Data for processing Start Marker
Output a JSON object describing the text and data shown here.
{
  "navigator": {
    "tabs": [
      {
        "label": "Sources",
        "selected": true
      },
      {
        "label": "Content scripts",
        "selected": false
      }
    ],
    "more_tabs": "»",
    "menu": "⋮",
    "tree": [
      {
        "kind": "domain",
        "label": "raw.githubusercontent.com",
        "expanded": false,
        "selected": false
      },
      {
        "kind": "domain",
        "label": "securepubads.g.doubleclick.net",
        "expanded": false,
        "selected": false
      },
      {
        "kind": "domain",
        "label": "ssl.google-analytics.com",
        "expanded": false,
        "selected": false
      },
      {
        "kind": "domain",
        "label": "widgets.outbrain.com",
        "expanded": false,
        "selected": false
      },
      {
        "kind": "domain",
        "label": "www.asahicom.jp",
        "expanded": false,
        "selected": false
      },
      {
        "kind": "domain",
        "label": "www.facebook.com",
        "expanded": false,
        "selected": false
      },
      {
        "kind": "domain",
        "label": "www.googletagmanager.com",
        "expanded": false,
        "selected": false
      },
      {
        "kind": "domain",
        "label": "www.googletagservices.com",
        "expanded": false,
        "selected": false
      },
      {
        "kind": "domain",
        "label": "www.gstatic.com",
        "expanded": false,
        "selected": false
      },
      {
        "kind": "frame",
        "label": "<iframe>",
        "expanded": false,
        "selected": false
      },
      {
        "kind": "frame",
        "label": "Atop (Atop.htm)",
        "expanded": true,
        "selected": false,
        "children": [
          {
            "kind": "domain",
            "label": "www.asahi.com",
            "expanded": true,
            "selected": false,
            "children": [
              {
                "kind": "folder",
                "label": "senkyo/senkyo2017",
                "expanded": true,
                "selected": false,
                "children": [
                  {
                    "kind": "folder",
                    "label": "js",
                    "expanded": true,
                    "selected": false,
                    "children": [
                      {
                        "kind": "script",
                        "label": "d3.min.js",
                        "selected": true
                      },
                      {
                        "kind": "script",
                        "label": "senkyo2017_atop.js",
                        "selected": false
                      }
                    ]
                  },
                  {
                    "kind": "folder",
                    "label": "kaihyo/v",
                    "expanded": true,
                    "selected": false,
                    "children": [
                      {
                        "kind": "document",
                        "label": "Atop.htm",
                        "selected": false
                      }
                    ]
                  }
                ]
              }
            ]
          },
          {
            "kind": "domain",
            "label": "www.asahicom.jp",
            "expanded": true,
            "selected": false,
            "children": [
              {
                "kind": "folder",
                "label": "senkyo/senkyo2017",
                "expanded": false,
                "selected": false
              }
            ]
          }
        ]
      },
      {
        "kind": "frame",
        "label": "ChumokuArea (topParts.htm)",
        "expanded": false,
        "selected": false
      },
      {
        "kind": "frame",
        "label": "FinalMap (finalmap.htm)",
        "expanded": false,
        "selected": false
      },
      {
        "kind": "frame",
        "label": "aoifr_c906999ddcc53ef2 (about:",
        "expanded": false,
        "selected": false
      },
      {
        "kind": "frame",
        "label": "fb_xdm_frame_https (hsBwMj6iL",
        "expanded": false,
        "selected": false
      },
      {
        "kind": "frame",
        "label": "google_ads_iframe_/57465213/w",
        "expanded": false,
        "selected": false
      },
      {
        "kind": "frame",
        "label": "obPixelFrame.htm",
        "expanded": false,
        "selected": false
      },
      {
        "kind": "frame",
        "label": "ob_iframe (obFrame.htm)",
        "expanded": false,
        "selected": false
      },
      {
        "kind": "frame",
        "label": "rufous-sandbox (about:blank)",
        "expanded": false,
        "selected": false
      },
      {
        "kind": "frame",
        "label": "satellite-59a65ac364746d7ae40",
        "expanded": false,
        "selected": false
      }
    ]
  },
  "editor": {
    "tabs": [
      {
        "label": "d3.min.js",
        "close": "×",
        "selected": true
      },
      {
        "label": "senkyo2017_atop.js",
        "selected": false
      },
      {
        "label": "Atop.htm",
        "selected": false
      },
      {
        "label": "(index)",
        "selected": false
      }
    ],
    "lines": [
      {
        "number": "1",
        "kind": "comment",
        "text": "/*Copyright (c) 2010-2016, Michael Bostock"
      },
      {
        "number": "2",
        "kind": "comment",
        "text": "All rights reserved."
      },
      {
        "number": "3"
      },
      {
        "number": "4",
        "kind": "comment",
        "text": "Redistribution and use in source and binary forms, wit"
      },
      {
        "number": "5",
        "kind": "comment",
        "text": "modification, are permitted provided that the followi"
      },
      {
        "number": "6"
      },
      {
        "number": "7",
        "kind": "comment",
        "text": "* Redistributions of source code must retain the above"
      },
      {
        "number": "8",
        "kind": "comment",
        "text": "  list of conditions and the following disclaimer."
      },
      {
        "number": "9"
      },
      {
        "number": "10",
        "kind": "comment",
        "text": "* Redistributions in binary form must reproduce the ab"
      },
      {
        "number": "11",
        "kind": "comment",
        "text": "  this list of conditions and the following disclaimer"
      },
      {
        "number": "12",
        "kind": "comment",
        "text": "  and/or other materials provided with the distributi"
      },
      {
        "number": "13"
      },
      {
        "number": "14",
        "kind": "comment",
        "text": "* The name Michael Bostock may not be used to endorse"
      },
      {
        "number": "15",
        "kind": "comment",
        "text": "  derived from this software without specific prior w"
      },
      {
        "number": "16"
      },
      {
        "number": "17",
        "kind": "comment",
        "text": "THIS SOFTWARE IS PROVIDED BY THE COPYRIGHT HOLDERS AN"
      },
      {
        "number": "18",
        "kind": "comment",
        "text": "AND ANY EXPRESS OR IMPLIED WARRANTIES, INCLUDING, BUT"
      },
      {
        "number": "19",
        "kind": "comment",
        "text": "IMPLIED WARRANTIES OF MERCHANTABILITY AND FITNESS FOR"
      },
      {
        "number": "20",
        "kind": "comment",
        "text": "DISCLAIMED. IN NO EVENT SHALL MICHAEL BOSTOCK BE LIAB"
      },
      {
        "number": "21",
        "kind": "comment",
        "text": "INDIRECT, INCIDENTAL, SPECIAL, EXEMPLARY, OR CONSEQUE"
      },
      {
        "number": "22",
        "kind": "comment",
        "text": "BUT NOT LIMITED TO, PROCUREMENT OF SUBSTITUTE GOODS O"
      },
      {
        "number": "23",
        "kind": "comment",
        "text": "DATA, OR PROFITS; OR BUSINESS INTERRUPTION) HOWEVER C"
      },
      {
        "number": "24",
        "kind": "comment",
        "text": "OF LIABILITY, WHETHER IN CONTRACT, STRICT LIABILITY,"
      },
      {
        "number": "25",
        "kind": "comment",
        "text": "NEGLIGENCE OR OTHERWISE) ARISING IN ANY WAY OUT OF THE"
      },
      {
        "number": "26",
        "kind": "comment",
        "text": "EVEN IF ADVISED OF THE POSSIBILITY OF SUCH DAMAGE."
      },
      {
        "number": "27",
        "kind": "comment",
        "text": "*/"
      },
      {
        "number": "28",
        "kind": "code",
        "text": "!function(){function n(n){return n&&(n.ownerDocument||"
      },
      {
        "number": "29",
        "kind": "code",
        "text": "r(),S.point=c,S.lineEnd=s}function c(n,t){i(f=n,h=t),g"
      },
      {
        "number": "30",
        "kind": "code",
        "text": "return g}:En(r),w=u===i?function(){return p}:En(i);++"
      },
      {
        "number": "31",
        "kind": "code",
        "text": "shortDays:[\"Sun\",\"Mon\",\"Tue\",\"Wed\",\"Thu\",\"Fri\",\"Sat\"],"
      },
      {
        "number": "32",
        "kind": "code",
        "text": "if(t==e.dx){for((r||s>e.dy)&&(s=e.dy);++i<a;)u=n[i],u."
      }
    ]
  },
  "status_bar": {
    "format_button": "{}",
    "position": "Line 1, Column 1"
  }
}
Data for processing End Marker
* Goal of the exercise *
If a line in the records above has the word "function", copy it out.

* Result of this task *
        "text": "!function(){function n(n){return n&&(n.ownerDocument||"
        "text": "r(),S.point=c,S.lineEnd=s}function c(n,t){i(f=n,h=t),g"
        "text": "return g}:En(r),w=u===i?function(){return p}:En(i);++"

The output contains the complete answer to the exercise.